Program Synthesis, which is the task of discovering programs that realize user intent, can be useful in several scenarios: enabling people with no programming background to develop utility programs, helping regular programmers automatically discover tricky/mundane details, and even discovery of new algorithms.
This tutorial will describe three key dimensions in program synthesis: input constraints that express user intent, search space of programs, and search technique. (i) The input constraints can be in the form of logical relations between inputs and outputs, input-output examples, demonstrations, and/or partial/inefficient/related programs. (ii) The search space can be over imperative/functional programs (with possible restrictions on the control structure or the operator set), or over restricted models of computations such as regular/context-free transducers, or succinct logical representations. (iii) The search technique can be based on exhaustive search, probabilistic techniques (such as belief propagation or genetic algorithms), and/or logical reasoning. Most logical reasoning techniques involve two main steps: constraint generation, and constraint solving. (a) Constraint generation can be input-based, path-based, or invariant-based. (b) Constraint solving of resultant quantified formulas typically involves use of quantifier elimination techniques (such as Farkas Lemma, cover algorithms, sampling) that further enable efficient solving of quantifier-free constraints using off-the-shelf SAT/SMT solvers.

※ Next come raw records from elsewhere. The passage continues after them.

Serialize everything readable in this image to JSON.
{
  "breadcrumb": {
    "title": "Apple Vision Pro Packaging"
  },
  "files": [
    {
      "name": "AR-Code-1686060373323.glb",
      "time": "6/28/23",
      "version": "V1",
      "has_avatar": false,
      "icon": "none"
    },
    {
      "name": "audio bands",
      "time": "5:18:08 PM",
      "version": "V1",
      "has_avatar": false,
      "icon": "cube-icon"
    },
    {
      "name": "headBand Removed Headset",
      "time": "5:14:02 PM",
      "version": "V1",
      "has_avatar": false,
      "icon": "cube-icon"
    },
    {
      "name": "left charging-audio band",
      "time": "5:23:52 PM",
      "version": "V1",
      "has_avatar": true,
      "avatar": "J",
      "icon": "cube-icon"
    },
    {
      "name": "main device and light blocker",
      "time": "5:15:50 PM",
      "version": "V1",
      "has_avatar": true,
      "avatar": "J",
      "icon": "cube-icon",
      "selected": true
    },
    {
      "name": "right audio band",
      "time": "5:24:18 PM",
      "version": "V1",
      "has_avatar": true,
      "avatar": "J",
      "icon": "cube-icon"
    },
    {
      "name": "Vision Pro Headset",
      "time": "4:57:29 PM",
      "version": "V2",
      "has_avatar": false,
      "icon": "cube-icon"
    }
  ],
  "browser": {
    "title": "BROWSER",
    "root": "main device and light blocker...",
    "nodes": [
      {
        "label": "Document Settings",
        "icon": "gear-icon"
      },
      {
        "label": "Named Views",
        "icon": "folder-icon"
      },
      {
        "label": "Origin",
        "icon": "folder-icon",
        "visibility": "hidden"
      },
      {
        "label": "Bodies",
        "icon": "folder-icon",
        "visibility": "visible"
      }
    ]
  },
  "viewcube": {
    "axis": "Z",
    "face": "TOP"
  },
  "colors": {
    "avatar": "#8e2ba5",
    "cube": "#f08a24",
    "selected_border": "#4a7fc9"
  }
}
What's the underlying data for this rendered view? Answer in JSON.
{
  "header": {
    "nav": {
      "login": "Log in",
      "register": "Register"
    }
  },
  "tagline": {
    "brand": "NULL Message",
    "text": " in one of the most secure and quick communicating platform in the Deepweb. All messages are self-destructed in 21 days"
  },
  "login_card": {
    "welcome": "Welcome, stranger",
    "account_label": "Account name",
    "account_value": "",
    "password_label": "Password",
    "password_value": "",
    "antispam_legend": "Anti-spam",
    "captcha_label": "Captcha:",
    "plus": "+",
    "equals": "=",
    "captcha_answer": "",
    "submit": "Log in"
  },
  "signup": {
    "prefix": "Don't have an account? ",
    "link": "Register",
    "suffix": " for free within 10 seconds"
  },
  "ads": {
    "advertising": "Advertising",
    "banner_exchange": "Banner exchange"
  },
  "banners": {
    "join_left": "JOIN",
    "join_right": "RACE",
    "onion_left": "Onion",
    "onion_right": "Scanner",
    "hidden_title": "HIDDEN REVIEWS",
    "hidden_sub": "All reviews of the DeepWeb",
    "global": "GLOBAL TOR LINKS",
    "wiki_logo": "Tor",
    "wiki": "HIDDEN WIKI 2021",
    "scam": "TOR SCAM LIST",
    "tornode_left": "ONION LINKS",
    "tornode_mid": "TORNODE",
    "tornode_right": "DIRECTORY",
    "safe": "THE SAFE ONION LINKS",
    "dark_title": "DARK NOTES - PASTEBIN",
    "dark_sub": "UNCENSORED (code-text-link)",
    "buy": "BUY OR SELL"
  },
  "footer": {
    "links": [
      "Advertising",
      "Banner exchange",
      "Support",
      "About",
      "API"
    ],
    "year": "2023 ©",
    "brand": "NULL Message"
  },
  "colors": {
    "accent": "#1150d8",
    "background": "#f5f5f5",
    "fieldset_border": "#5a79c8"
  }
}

We will illustrate the above concepts by brief description of various program synthesis projects that target synthesis of a wide variety of programs: standard undergraduate textbook algorithms (e.g., sorting, dynamic programming), program inverses (e.g., decoders, deserializers), bit-vector manipulation routines, deobfuscated programs, graph algorithms, data transformers, algebraic algorithms, and mutual exclusion algorithms. Our tools today scale to synthesis of up to 25 lines of code within an hour.